**ACTIVITY**
Copy each line below containing "thumbs".
######
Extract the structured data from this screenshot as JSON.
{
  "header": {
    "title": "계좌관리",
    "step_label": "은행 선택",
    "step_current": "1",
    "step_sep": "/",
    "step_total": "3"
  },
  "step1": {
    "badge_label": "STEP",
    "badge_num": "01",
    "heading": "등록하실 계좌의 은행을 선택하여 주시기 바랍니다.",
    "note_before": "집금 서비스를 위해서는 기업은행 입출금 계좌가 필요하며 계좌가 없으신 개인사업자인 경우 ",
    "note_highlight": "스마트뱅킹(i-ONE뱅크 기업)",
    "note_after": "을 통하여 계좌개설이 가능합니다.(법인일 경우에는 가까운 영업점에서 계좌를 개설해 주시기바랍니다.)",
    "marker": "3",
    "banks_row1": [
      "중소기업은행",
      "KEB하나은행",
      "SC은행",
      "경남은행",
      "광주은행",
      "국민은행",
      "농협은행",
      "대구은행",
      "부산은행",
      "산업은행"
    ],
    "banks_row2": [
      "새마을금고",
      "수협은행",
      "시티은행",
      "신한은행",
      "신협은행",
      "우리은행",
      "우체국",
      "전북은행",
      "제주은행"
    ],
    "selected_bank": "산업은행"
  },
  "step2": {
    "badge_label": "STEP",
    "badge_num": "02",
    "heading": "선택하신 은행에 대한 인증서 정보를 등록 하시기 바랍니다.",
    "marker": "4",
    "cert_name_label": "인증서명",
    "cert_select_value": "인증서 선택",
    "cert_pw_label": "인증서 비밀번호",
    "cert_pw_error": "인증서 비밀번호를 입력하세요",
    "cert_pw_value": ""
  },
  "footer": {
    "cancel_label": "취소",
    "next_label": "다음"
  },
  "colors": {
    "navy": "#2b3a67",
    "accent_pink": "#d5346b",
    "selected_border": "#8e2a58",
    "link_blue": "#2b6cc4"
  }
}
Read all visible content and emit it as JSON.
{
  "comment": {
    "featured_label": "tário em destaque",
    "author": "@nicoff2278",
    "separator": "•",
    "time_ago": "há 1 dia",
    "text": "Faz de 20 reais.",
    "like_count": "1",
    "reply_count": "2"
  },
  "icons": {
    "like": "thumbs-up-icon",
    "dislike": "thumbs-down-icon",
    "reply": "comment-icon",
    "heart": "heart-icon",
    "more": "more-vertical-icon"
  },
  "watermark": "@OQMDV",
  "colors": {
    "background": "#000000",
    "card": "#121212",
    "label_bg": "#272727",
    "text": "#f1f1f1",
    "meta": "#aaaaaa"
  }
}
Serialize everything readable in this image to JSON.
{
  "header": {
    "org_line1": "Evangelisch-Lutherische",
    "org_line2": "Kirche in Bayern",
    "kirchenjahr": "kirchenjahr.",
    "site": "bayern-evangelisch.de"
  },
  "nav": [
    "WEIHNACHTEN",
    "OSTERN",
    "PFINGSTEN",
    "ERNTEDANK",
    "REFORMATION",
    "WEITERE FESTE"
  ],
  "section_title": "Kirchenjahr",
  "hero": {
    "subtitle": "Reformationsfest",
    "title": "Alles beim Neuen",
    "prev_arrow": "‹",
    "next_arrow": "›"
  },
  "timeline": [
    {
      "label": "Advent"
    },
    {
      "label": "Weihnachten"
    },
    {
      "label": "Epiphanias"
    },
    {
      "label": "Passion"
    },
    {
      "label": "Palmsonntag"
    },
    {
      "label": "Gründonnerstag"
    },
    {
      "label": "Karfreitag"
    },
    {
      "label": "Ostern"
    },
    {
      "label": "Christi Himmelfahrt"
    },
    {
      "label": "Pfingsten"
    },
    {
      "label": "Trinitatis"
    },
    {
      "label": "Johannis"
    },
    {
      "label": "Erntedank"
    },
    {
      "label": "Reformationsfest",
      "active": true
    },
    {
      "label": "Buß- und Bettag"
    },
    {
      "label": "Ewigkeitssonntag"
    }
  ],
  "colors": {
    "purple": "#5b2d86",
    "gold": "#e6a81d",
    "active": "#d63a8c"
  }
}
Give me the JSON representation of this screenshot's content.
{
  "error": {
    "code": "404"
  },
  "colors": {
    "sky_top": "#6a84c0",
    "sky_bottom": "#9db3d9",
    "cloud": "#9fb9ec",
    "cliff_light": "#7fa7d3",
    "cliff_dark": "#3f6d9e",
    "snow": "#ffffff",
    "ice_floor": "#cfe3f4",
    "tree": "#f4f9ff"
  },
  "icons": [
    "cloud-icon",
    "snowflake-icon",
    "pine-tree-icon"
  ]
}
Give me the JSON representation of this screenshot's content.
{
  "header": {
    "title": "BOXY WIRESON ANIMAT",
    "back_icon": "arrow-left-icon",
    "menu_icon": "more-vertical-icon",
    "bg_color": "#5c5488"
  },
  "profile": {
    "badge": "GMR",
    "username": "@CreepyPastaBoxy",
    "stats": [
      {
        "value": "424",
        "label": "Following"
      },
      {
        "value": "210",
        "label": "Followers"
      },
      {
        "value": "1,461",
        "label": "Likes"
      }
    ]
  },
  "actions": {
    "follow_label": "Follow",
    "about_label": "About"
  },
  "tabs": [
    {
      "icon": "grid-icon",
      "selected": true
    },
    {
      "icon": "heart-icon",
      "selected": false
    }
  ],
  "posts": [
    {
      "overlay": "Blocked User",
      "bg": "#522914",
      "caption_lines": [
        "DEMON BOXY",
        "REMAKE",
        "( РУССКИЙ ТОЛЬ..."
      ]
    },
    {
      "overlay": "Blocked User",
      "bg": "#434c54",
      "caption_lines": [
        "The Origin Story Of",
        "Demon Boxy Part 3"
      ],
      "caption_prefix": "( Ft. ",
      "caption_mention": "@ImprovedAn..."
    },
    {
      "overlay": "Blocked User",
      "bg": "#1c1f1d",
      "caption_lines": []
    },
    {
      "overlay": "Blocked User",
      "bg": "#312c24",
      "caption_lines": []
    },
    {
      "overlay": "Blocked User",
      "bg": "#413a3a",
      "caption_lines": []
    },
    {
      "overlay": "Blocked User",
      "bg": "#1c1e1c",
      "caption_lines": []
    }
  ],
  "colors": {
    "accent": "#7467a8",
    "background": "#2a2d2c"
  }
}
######
**SOLUTION BELOW**
    "like": "thumbs-up-icon",
    "dislike": "thumbs-down-icon",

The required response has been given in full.